((

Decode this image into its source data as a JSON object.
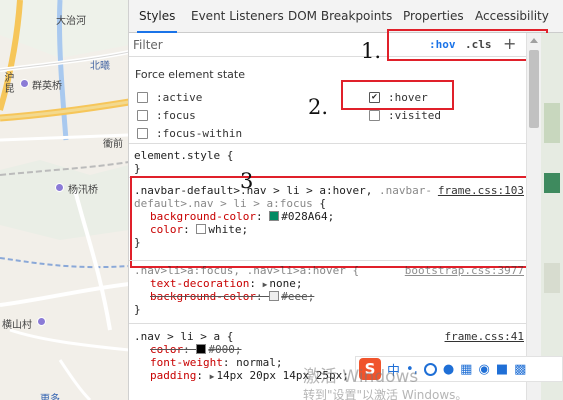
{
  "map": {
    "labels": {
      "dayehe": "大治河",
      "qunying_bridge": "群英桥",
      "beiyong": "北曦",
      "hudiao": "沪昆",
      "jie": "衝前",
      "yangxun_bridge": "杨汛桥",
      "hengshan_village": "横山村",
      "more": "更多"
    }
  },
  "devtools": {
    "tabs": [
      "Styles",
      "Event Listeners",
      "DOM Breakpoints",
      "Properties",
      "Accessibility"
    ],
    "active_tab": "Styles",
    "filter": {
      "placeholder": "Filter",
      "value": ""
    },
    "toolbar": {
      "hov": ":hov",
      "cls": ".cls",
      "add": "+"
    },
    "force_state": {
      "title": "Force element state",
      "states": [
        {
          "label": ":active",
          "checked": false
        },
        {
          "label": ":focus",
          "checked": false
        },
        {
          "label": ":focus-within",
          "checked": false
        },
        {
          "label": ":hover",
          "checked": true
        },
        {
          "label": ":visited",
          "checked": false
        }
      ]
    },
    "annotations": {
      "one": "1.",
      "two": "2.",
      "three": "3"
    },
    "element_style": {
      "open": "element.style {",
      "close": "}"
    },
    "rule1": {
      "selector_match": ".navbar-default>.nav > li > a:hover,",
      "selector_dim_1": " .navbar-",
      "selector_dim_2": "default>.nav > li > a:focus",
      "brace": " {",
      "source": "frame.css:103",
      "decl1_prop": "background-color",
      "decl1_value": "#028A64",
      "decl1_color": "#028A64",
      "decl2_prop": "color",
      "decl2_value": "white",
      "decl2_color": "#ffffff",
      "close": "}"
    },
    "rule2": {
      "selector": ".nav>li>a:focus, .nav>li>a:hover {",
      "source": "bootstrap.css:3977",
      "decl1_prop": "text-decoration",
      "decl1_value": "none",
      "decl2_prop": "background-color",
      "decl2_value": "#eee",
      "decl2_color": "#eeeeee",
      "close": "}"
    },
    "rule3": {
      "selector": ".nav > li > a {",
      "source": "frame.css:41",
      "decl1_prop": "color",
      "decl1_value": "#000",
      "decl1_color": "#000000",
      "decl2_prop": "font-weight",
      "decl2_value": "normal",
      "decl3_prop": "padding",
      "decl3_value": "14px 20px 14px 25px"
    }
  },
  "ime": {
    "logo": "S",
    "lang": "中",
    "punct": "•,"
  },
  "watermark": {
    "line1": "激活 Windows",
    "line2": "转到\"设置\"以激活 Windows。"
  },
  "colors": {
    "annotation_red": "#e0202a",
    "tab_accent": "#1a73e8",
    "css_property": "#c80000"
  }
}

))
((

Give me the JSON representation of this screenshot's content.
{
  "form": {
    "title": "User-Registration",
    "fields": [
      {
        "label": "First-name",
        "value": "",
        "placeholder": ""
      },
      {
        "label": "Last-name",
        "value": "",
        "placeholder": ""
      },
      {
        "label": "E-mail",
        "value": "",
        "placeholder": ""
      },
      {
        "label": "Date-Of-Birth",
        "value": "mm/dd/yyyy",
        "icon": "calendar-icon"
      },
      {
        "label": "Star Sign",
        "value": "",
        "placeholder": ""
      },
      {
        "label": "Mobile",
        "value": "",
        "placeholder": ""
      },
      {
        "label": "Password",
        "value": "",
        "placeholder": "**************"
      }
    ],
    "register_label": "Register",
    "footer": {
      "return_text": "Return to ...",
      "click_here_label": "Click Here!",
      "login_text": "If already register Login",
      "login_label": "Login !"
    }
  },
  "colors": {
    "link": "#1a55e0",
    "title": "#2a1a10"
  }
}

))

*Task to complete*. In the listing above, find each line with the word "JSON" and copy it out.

*Answer for this exercise*.
Decode this image into its source data as a JSON object.
Give me the JSON representation of this screenshot's content.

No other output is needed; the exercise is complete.